**YOUR ASSIGNMENT:** Which lines of the data include the string "JSON"? List them all.

+++ RECORDS PROVIDED +++

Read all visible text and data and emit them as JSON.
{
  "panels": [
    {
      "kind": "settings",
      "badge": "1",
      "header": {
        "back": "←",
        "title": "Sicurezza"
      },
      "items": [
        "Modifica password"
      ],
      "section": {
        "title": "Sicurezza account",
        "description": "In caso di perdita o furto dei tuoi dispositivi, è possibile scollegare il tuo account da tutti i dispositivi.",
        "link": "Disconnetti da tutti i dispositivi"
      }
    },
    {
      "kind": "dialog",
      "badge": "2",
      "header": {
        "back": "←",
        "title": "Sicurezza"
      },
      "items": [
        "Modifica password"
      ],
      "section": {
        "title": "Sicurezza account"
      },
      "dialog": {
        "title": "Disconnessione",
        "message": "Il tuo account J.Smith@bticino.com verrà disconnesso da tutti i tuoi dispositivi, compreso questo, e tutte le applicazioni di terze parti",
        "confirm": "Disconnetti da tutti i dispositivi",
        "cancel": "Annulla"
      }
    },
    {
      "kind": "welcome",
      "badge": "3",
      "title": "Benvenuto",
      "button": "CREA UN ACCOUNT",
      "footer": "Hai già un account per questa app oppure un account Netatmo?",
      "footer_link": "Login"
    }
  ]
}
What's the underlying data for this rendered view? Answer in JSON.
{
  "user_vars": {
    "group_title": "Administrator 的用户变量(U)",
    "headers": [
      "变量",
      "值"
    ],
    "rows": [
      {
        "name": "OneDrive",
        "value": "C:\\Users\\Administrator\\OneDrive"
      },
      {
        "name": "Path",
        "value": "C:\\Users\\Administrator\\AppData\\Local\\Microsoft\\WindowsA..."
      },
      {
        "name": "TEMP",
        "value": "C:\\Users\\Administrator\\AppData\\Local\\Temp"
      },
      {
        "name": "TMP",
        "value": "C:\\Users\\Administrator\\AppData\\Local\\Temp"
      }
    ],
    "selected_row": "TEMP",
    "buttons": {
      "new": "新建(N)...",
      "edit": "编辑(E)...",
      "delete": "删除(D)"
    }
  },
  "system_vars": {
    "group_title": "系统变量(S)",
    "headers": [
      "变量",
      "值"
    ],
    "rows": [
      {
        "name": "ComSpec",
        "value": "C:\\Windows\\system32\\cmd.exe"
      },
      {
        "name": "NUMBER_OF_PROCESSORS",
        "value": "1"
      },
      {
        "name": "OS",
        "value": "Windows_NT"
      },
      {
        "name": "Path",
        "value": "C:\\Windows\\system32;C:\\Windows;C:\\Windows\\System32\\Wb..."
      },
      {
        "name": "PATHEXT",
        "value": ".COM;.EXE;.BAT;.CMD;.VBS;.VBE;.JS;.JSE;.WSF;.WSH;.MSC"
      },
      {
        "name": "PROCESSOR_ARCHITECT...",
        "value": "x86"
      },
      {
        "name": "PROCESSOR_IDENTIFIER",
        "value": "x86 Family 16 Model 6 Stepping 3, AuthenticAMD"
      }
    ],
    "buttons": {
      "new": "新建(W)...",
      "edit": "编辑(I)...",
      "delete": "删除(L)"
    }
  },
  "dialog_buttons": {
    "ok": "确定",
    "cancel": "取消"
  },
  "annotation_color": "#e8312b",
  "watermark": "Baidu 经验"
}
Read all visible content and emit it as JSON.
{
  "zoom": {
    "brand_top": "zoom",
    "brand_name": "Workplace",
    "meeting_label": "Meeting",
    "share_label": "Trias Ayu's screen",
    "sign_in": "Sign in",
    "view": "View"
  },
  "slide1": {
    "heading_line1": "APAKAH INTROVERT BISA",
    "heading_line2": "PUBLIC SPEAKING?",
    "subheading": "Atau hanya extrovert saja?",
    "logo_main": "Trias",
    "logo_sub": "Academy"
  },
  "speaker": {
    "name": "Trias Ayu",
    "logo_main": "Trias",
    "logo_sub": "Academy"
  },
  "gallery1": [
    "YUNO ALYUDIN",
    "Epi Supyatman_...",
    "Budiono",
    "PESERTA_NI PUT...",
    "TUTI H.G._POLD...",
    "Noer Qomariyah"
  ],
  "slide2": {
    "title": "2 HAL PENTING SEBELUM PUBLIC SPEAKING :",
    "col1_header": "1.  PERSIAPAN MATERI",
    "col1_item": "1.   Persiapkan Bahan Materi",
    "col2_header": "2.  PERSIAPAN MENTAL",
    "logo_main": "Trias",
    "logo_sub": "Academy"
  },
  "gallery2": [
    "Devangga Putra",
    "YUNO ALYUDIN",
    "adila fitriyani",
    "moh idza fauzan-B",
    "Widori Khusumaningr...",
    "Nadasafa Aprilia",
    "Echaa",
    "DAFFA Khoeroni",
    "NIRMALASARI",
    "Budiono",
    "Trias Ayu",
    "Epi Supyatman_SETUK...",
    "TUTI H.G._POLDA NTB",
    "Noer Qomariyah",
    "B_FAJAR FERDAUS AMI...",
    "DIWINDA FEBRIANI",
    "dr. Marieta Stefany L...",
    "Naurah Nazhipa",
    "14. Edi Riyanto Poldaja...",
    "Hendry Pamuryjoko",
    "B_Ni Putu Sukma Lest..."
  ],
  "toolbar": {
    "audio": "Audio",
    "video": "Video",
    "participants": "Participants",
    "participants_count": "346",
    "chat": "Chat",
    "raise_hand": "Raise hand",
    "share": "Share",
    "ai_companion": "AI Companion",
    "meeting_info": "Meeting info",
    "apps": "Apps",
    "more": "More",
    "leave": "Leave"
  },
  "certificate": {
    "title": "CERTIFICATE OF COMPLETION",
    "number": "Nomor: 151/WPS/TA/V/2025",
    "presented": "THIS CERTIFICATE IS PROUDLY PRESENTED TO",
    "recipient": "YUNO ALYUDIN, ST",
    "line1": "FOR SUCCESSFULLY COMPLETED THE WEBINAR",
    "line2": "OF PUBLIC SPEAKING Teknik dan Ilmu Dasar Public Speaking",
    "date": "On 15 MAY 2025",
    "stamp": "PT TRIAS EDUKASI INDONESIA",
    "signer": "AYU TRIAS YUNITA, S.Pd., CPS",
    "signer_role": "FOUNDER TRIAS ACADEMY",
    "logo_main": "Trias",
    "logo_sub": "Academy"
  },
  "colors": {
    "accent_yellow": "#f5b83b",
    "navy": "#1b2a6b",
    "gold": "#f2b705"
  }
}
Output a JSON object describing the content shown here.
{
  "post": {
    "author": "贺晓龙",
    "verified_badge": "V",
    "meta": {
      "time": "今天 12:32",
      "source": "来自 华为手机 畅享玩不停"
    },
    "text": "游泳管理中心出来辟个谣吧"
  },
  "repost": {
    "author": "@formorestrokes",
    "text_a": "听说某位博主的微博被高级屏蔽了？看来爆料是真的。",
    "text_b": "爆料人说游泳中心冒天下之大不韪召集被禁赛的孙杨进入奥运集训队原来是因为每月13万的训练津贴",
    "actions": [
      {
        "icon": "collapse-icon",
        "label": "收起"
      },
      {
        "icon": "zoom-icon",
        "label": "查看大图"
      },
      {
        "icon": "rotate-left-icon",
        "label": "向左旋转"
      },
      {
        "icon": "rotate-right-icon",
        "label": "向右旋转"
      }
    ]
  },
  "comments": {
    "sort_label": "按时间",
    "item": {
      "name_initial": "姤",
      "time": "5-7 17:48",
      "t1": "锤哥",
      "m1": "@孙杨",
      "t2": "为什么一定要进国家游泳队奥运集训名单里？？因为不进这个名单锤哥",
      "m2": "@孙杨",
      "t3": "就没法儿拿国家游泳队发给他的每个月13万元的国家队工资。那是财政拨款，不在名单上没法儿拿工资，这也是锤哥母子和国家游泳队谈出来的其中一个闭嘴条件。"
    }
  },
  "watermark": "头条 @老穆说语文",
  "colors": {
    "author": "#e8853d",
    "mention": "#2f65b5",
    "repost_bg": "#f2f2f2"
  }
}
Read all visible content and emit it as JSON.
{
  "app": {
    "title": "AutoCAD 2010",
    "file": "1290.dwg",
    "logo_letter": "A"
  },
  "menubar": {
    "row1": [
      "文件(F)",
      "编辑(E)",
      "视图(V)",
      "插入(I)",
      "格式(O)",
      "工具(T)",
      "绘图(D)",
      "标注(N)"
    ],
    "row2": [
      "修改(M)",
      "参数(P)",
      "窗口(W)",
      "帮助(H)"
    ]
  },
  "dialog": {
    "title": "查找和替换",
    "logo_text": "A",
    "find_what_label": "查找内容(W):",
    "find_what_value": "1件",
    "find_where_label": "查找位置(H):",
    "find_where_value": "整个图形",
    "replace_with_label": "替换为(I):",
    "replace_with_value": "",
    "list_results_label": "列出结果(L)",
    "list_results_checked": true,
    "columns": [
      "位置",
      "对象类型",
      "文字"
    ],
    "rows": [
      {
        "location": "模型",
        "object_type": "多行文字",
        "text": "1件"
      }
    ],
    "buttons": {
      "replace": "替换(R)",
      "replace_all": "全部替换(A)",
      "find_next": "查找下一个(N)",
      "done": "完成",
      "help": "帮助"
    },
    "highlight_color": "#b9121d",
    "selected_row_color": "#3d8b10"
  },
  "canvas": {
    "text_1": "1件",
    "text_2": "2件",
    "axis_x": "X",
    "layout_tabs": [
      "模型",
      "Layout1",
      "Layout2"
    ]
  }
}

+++

**PROBLEM SOLUTION:**
Read all visible text and data and emit them as JSON.
What's the underlying data for this rendered view? Answer in JSON.
Read all visible content and emit it as JSON.
Output a JSON object describing the content shown here.
Read all visible content and emit it as JSON.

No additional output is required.